• YOUR OBJECTIVE
Exactness is required throughout. Return every record once more.

• SOURCE DATA
.....

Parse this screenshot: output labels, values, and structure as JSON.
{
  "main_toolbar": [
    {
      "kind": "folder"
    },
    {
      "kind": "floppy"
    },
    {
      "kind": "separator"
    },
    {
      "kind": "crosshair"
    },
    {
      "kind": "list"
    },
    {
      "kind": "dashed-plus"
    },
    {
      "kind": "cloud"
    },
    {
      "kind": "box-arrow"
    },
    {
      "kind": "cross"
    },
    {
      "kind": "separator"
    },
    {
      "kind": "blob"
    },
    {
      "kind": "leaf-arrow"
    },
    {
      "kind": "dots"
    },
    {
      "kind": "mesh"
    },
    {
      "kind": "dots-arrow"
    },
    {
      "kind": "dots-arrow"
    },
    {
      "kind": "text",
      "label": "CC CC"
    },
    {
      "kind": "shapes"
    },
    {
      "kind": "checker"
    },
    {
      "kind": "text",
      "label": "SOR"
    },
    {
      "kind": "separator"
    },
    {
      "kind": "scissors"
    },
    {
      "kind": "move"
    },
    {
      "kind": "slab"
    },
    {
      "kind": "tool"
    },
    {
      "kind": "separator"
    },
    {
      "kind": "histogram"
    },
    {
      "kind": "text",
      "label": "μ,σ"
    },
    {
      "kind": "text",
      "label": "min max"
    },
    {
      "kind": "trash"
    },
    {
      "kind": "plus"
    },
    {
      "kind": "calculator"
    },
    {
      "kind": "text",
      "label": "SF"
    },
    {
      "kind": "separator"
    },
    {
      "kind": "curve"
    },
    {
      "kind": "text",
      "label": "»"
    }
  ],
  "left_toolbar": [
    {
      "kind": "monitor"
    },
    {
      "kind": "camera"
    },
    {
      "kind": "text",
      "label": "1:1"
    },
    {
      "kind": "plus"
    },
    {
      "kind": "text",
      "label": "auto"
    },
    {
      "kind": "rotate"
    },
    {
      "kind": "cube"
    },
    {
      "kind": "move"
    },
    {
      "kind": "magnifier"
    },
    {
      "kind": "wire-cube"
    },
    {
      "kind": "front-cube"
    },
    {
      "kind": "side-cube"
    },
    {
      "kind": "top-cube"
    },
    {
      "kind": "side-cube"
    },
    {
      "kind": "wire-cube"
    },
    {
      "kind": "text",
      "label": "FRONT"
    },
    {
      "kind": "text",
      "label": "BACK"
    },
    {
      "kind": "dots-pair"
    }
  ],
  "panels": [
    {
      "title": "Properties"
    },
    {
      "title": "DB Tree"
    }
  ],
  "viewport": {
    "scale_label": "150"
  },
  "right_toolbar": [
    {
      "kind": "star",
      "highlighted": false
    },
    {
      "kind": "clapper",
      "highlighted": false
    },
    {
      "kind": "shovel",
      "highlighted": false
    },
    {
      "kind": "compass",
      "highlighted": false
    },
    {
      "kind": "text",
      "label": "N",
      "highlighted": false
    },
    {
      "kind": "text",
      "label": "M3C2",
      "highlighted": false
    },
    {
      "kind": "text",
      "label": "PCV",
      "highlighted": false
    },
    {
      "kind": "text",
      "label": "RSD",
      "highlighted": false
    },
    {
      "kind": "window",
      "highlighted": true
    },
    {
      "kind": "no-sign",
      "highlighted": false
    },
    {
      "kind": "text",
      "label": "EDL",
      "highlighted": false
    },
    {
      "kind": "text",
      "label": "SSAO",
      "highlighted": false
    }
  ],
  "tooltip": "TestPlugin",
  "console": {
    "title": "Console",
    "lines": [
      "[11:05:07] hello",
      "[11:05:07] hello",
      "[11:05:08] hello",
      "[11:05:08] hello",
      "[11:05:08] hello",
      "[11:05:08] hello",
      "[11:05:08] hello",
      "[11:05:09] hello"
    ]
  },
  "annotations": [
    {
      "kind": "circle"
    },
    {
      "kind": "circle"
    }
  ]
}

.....

• PROBLEM SOLUTION
Parse this screenshot: output labels, values, and structure as JSON.
{
  "main_toolbar": [
    {
      "kind": "folder"
    },
    {
      "kind": "floppy"
    },
    {
      "kind": "separator"
    },
    {
      "kind": "crosshair"
    },
    {
      "kind": "list"
    },
    {
      "kind": "dashed-plus"
    },
    {
      "kind": "cloud"
    },
    {
      "kind": "box-arrow"
    },
    {
      "kind": "cross"
    },
    {
      "kind": "separator"
    },
    {
      "kind": "blob"
    },
    {
      "kind": "leaf-arrow"
    },
    {
      "kind": "dots"
    },
    {
      "kind": "mesh"
    },
    {
      "kind": "dots-arrow"
    },
    {
      "kind": "dots-arrow"
    },
    {
      "kind": "text",
      "label": "CC CC"
    },
    {
      "kind": "shapes"
    },
    {
      "kind": "checker"
    },
    {
      "kind": "text",
      "label": "SOR"
    },
    {
      "kind": "separator"
    },
    {
      "kind": "scissors"
    },
    {
      "kind": "move"
    },
    {
      "kind": "slab"
    },
    {
      "kind": "tool"
    },
    {
      "kind": "separator"
    },
    {
      "kind": "histogram"
    },
    {
      "kind": "text",
      "label": "μ,σ"
    },
    {
      "kind": "text",
      "label": "min max"
    },
    {
      "kind": "trash"
    },
    {
      "kind": "plus"
    },
    {
      "kind": "calculator"
    },
    {
      "kind": "text",
      "label": "SF"
    },
    {
      "kind": "separator"
    },
    {
      "kind": "curve"
    },
    {
      "kind": "text",
      "label": "»"
    }
  ],
  "left_toolbar": [
    {
      "kind": "monitor"
    },
    {
      "kind": "camera"
    },
    {
      "kind": "text",
      "label": "1:1"
    },
    {
      "kind": "plus"
    },
    {
      "kind": "text",
      "label": "auto"
    },
    {
      "kind": "rotate"
    },
    {
      "kind": "cube"
    },
    {
      "kind": "move"
    },
    {
      "kind": "magnifier"
    },
    {
      "kind": "wire-cube"
    },
    {
      "kind": "front-cube"
    },
    {
      "kind": "side-cube"
    },
    {
      "kind": "top-cube"
    },
    {
      "kind": "side-cube"
    },
    {
      "kind": "wire-cube"
    },
    {
      "kind": "text",
      "label": "FRONT"
    },
    {
      "kind": "text",
      "label": "BACK"
    },
    {
      "kind": "dots-pair"
    }
  ],
  "panels": [
    {
      "title": "Properties"
    },
    {
      "title": "DB Tree"
    }
  ],
  "viewport": {
    "scale_label": "150"
  },
  "right_toolbar": [
    {
      "kind": "star",
      "highlighted": false
    },
    {
      "kind": "clapper",
      "highlighted": false
    },
    {
      "kind": "shovel",
      "highlighted": false
    },
    {
      "kind": "compass",
      "highlighted": false
    },
    {
      "kind": "text",
      "label": "N",
      "highlighted": false
    },
    {
      "kind": "text",
      "label": "M3C2",
      "highlighted": false
    },
    {
      "kind": "text",
      "label": "PCV",
      "highlighted": false
    },
    {
      "kind": "text",
      "label": "RSD",
      "highlighted": false
    },
    {
      "kind": "window",
      "highlighted": true
    },
    {
      "kind": "no-sign",
      "highlighted": false
    },
    {
      "kind": "text",
      "label": "EDL",
      "highlighted": false
    },
    {
      "kind": "text",
      "label": "SSAO",
      "highlighted": false
    }
  ],
  "tooltip": "TestPlugin",
  "console": {
    "title": "Console",
    "lines": [
      "[11:05:07] hello",
      "[11:05:07] hello",
      "[11:05:08] hello",
      "[11:05:08] hello",
      "[11:05:08] hello",
      "[11:05:08] hello",
      "[11:05:08] hello",
      "[11:05:09] hello"
    ]
  },
  "annotations": [
    {
      "kind": "circle"
    },
    {
      "kind": "circle"
    }
  ]
}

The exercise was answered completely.